== Extracted records ==

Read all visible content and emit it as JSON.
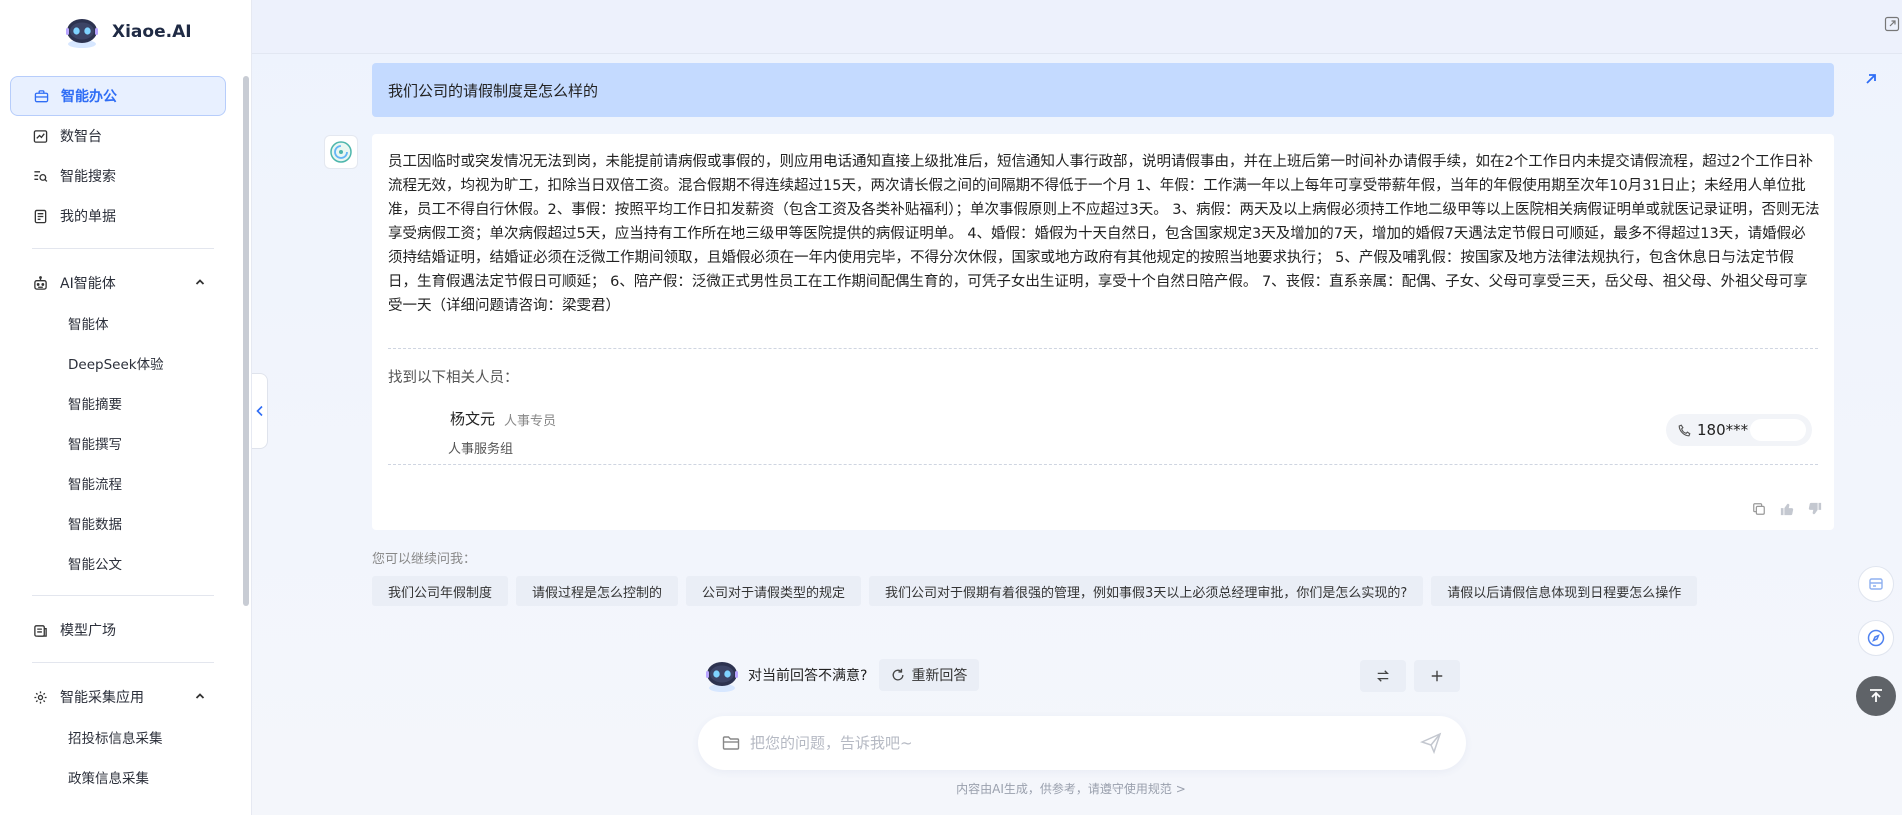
{
  "app": {
    "name": "Xiaoe.AI"
  },
  "sidebar": {
    "items": [
      {
        "label": "智能办公",
        "icon": "briefcase-icon",
        "active": true
      },
      {
        "label": "数智台",
        "icon": "chart-line-icon"
      },
      {
        "label": "智能搜索",
        "icon": "search-list-icon"
      },
      {
        "label": "我的单据",
        "icon": "document-icon"
      }
    ],
    "ai_group": {
      "label": "AI智能体",
      "icon": "robot-icon",
      "children": [
        "智能体",
        "DeepSeek体验",
        "智能摘要",
        "智能撰写",
        "智能流程",
        "智能数据",
        "智能公文"
      ]
    },
    "model_square": {
      "label": "模型广场",
      "icon": "cube-icon"
    },
    "collect_group": {
      "label": "智能采集应用",
      "icon": "gear-icon",
      "children": [
        "招投标信息采集",
        "政策信息采集"
      ]
    }
  },
  "chat": {
    "question": "我们公司的请假制度是怎么样的",
    "answer": "员工因临时或突发情况无法到岗，未能提前请病假或事假的，则应用电话通知直接上级批准后，短信通知人事行政部，说明请假事由，并在上班后第一时间补办请假手续，如在2个工作日内未提交请假流程，超过2个工作日补流程无效，均视为旷工，扣除当日双倍工资。混合假期不得连续超过15天，两次请长假之间的间隔期不得低于一个月 1、年假：工作满一年以上每年可享受带薪年假，当年的年假使用期至次年10月31日止；未经用人单位批准，员工不得自行休假。2、事假：按照平均工作日扣发薪资（包含工资及各类补贴福利）；单次事假原则上不应超过3天。 3、病假：两天及以上病假必须持工作地二级甲等以上医院相关病假证明单或就医记录证明，否则无法享受病假工资；单次病假超过5天，应当持有工作所在地三级甲等医院提供的病假证明单。 4、婚假：婚假为十天自然日，包含国家规定3天及增加的7天，增加的婚假7天遇法定节假日可顺延，最多不得超过13天，请婚假必须持结婚证明，结婚证必须在泛微工作期间领取，且婚假必须在一年内使用完毕，不得分次休假，国家或地方政府有其他规定的按照当地要求执行； 5、产假及哺乳假：按国家及地方法律法规执行，包含休息日与法定节假日，生育假遇法定节假日可顺延； 6、陪产假：泛微正式男性员工在工作期间配偶生育的，可凭子女出生证明，享受十个自然日陪产假。 7、丧假：直系亲属：配偶、子女、父母可享受三天，岳父母、祖父母、外祖父母可享受一天（详细问题请咨询：梁雯君）",
    "found_title": "找到以下相关人员：",
    "person": {
      "name": "杨文元",
      "role": "人事专员",
      "dept": "人事服务组",
      "phone": "180***"
    },
    "suggest_title": "您可以继续问我：",
    "suggestions": [
      "我们公司年假制度",
      "请假过程是怎么控制的",
      "公司对于请假类型的规定",
      "我们公司对于假期有着很强的管理，例如事假3天以上必须总经理审批，你们是怎么实现的?",
      "请假以后请假信息体现到日程要怎么操作"
    ],
    "unsatisfied": "对当前回答不满意?",
    "regenerate": "重新回答",
    "input_placeholder": "把您的问题，告诉我吧~",
    "footnote": "内容由AI生成，供参考，请遵守使用规范",
    "footnote_arrow": ">"
  },
  "colors": {
    "accent": "#2f6df5",
    "question_bg": "#c4daff",
    "active_nav_bg": "#e8f0ff"
  }
}
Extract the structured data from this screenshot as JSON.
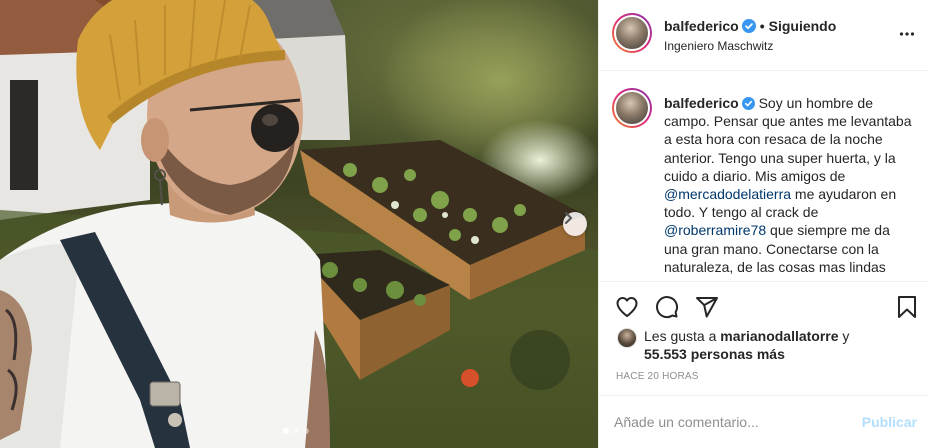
{
  "post": {
    "username": "balfederico",
    "follow_status": "Siguiendo",
    "separator": "•",
    "location": "Ingeniero Maschwitz",
    "caption": {
      "username": "balfederico",
      "text_part1": "Soy un hombre de campo. Pensar que antes me levantaba a esta hora con resaca de la noche anterior. Tengo una super huerta, y la cuido a diario. Mis amigos de ",
      "mention1": "@mercadodelatierra",
      "text_part2": " me ayudaron en todo. Y tengo al crack de ",
      "mention2": "@roberramire78",
      "text_part3": " que siempre me da una gran mano. Conectarse con la naturaleza, de las cosas mas lindas"
    },
    "likes": {
      "prefix": "Les gusta a ",
      "user": "marianodallatorre",
      "connector": " y",
      "count": "55.553 personas más"
    },
    "timestamp": "HACE 20 HORAS",
    "comment_placeholder": "Añade un comentario...",
    "publish_label": "Publicar",
    "carousel": {
      "total": 3,
      "active_index": 0
    }
  },
  "icons": {
    "verified": "verified-badge-icon",
    "more": "more-options-icon",
    "like": "heart-icon",
    "comment": "comment-icon",
    "share": "share-icon",
    "save": "bookmark-icon",
    "next": "chevron-right-icon"
  },
  "colors": {
    "text": "#262626",
    "secondary": "#8e8e8e",
    "link": "#00376b",
    "verified": "#3897f0",
    "publish_disabled": "#b2dffc",
    "border": "#efefef"
  }
}
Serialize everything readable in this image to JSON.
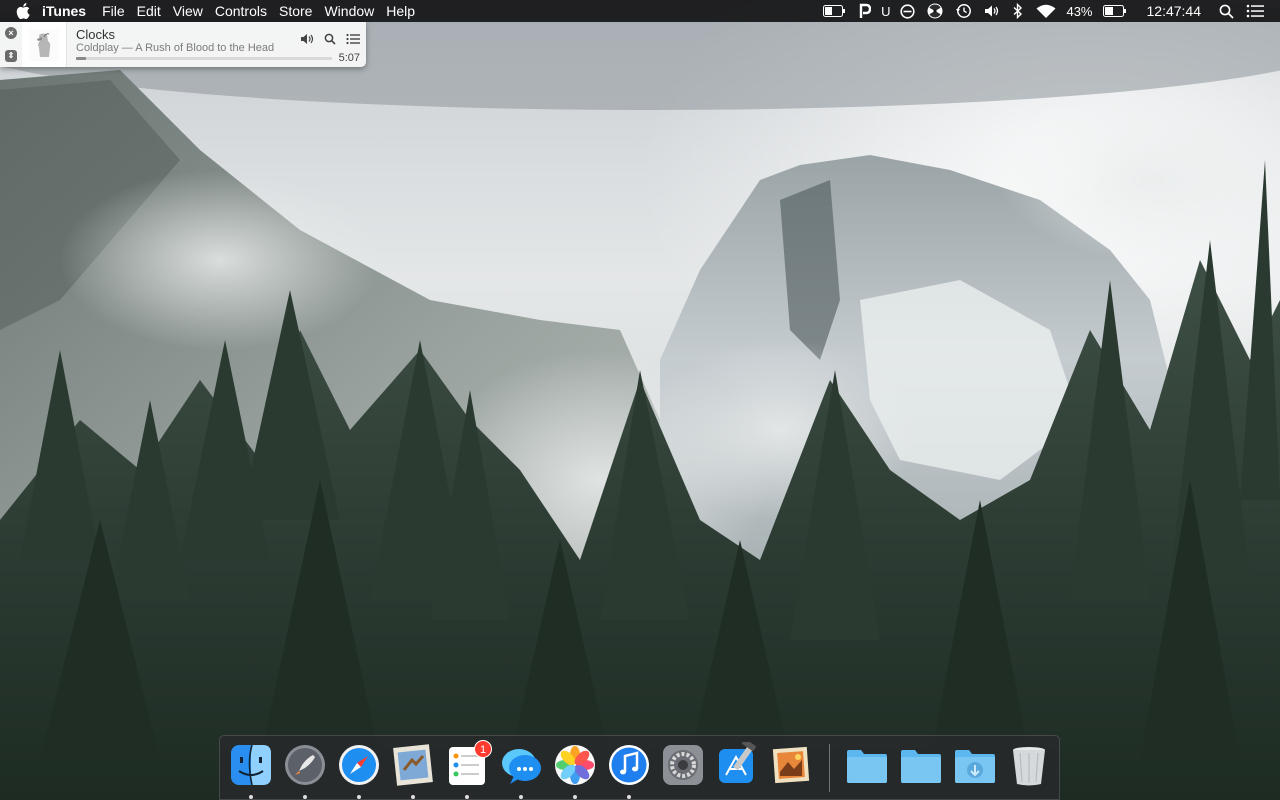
{
  "menubar": {
    "app_name": "iTunes",
    "menus": [
      "File",
      "Edit",
      "View",
      "Controls",
      "Store",
      "Window",
      "Help"
    ],
    "status": {
      "u_text": "U",
      "battery_percent": "43%",
      "clock": "12:47:44"
    }
  },
  "mini_player": {
    "title": "Clocks",
    "subtitle": "Coldplay — A Rush of Blood to the Head",
    "time": "5:07",
    "progress": 0.04
  },
  "dock": {
    "badge_reminders": "1"
  },
  "colors": {
    "menubar_bg": "#161618",
    "dock_bg": "#28282c",
    "badge": "#ff3b30"
  }
}
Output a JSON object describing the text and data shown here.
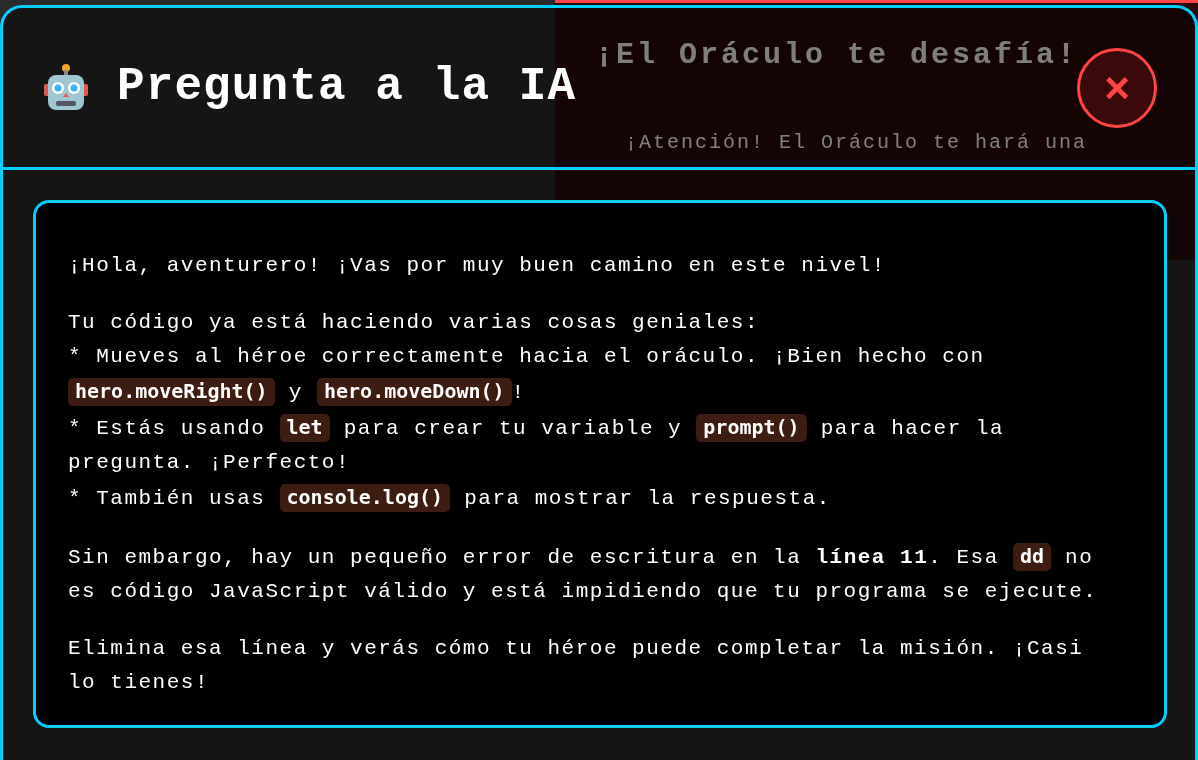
{
  "background": {
    "title": "¡El Oráculo te desafía!",
    "notice": "¡Atención! El Oráculo te hará una"
  },
  "modal": {
    "title": "Pregunta a la IA",
    "close_label": "×",
    "paragraphs": [
      [
        {
          "kind": "text",
          "text": "¡Hola, aventurero! ¡Vas por muy buen camino en este nivel!"
        }
      ],
      [
        {
          "kind": "text",
          "text": "Tu código ya está haciendo varias cosas geniales:\n* Mueves al héroe correctamente hacia el oráculo. ¡Bien hecho con "
        },
        {
          "kind": "code",
          "text": "hero.moveRight()"
        },
        {
          "kind": "text",
          "text": " y "
        },
        {
          "kind": "code",
          "text": "hero.moveDown()"
        },
        {
          "kind": "text",
          "text": "!\n* Estás usando "
        },
        {
          "kind": "code",
          "text": "let"
        },
        {
          "kind": "text",
          "text": " para crear tu variable y "
        },
        {
          "kind": "code",
          "text": "prompt()"
        },
        {
          "kind": "text",
          "text": " para hacer la pregunta. ¡Perfecto!\n* También usas "
        },
        {
          "kind": "code",
          "text": "console.log()"
        },
        {
          "kind": "text",
          "text": " para mostrar la respuesta."
        }
      ],
      [
        {
          "kind": "text",
          "text": "Sin embargo, hay un pequeño error de escritura en la **línea 11**. Esa "
        },
        {
          "kind": "code",
          "text": "dd"
        },
        {
          "kind": "text",
          "text": " no es código JavaScript válido y está impidiendo que tu programa se ejecute."
        }
      ],
      [
        {
          "kind": "text",
          "text": "Elimina esa línea y verás cómo tu héroe puede completar la misión. ¡Casi lo tienes!"
        }
      ]
    ]
  }
}
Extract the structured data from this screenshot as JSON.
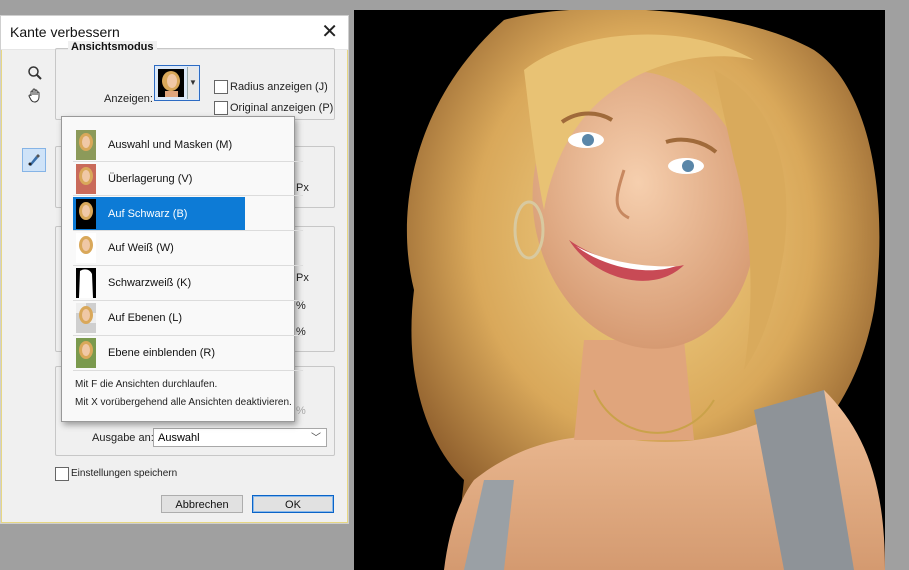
{
  "dialog": {
    "title": "Kante verbessern",
    "close_glyph": "✕",
    "view_section_title": "Ansichtsmodus",
    "show_label": "Anzeigen:",
    "radius_checkbox": "Radius anzeigen (J)",
    "original_checkbox": "Original anzeigen (P)",
    "unit_px_1": "Px",
    "unit_px_2": "Px",
    "unit_pct_1": "%",
    "unit_pct_2": "%",
    "unit_pct_3": "%",
    "output_label": "Ausgabe an:",
    "output_value": "Auswahl",
    "save_settings": "Einstellungen speichern",
    "cancel_label": "Abbrechen",
    "ok_label": "OK"
  },
  "tools": [
    "zoom-icon",
    "hand-icon",
    "refine-radius-brush-icon"
  ],
  "view_menu": {
    "items": [
      {
        "label": "Auswahl und Masken (M)",
        "selected": false
      },
      {
        "label": "Überlagerung (V)",
        "selected": false
      },
      {
        "label": "Auf Schwarz (B)",
        "selected": true
      },
      {
        "label": "Auf Weiß (W)",
        "selected": false
      },
      {
        "label": "Schwarzweiß (K)",
        "selected": false
      },
      {
        "label": "Auf Ebenen (L)",
        "selected": false
      },
      {
        "label": "Ebene einblenden (R)",
        "selected": false
      }
    ],
    "hint_1": "Mit F die Ansichten durchlaufen.",
    "hint_2": "Mit X vorübergehend alle Ansichten deaktivieren."
  },
  "colors": {
    "selection": "#0d7bd6",
    "canvas_bg": "#000000",
    "ok_border": "#0a64c8"
  }
}
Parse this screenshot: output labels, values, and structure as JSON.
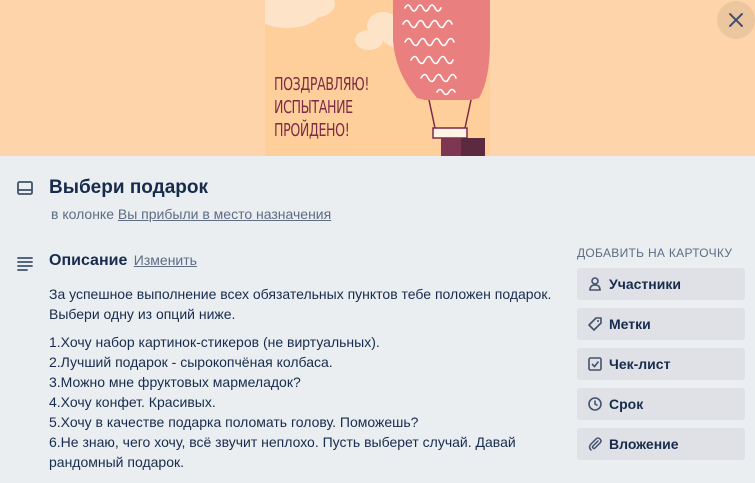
{
  "cover": {
    "lines": [
      "Поздравляю!",
      "испытание",
      "пройдено!"
    ]
  },
  "card": {
    "title": "Выбери подарок",
    "in_list_prefix": "в колонке",
    "list_name": "Вы прибыли в место назначения"
  },
  "description": {
    "heading": "Описание",
    "edit_label": "Изменить",
    "intro": "За успешное выполнение всех обязательных пунктов тебе положен подарок. Выбери одну из опций ниже.",
    "items": [
      "1.Хочу набор картинок-стикеров (не виртуальных).",
      "2.Лучший подарок - сырокопчёная колбаса.",
      "3.Можно мне фруктовых мармеладок?",
      "4.Хочу конфет. Красивых.",
      "5.Хочу в качестве подарка поломать голову. Поможешь?",
      "6.Не знаю, чего хочу, всё звучит неплохо. Пусть выберет случай. Давай рандомный подарок."
    ]
  },
  "sidebar": {
    "title": "ДОБАВИТЬ НА КАРТОЧКУ",
    "buttons": [
      {
        "label": "Участники",
        "icon": "person-icon"
      },
      {
        "label": "Метки",
        "icon": "label-icon"
      },
      {
        "label": "Чек-лист",
        "icon": "checklist-icon"
      },
      {
        "label": "Срок",
        "icon": "clock-icon"
      },
      {
        "label": "Вложение",
        "icon": "paperclip-icon"
      }
    ]
  },
  "colors": {
    "cover_bg": "#fed5ab",
    "cover_text": "#7d2b47",
    "balloon": "#ea7f7f",
    "panel_bg": "#ebeef0",
    "button_bg": "#dfe1e6",
    "text": "#172b4d",
    "muted": "#5e6c84"
  }
}
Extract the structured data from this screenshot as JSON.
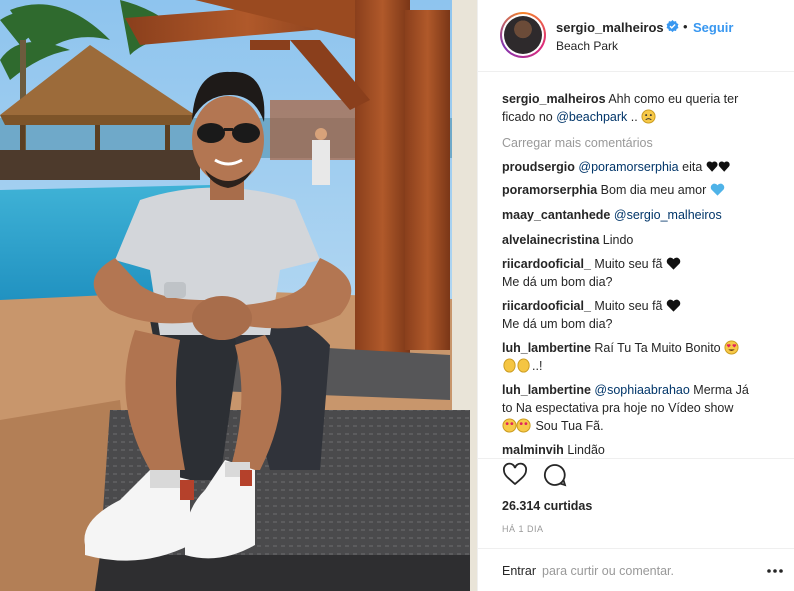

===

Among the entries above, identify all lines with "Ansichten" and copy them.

_Problem solution_
    "hint_1": "Mit F die Ansichten durchlaufen.",
    "hint_2": "Mit X vorübergehend alle Ansichten deaktivieren."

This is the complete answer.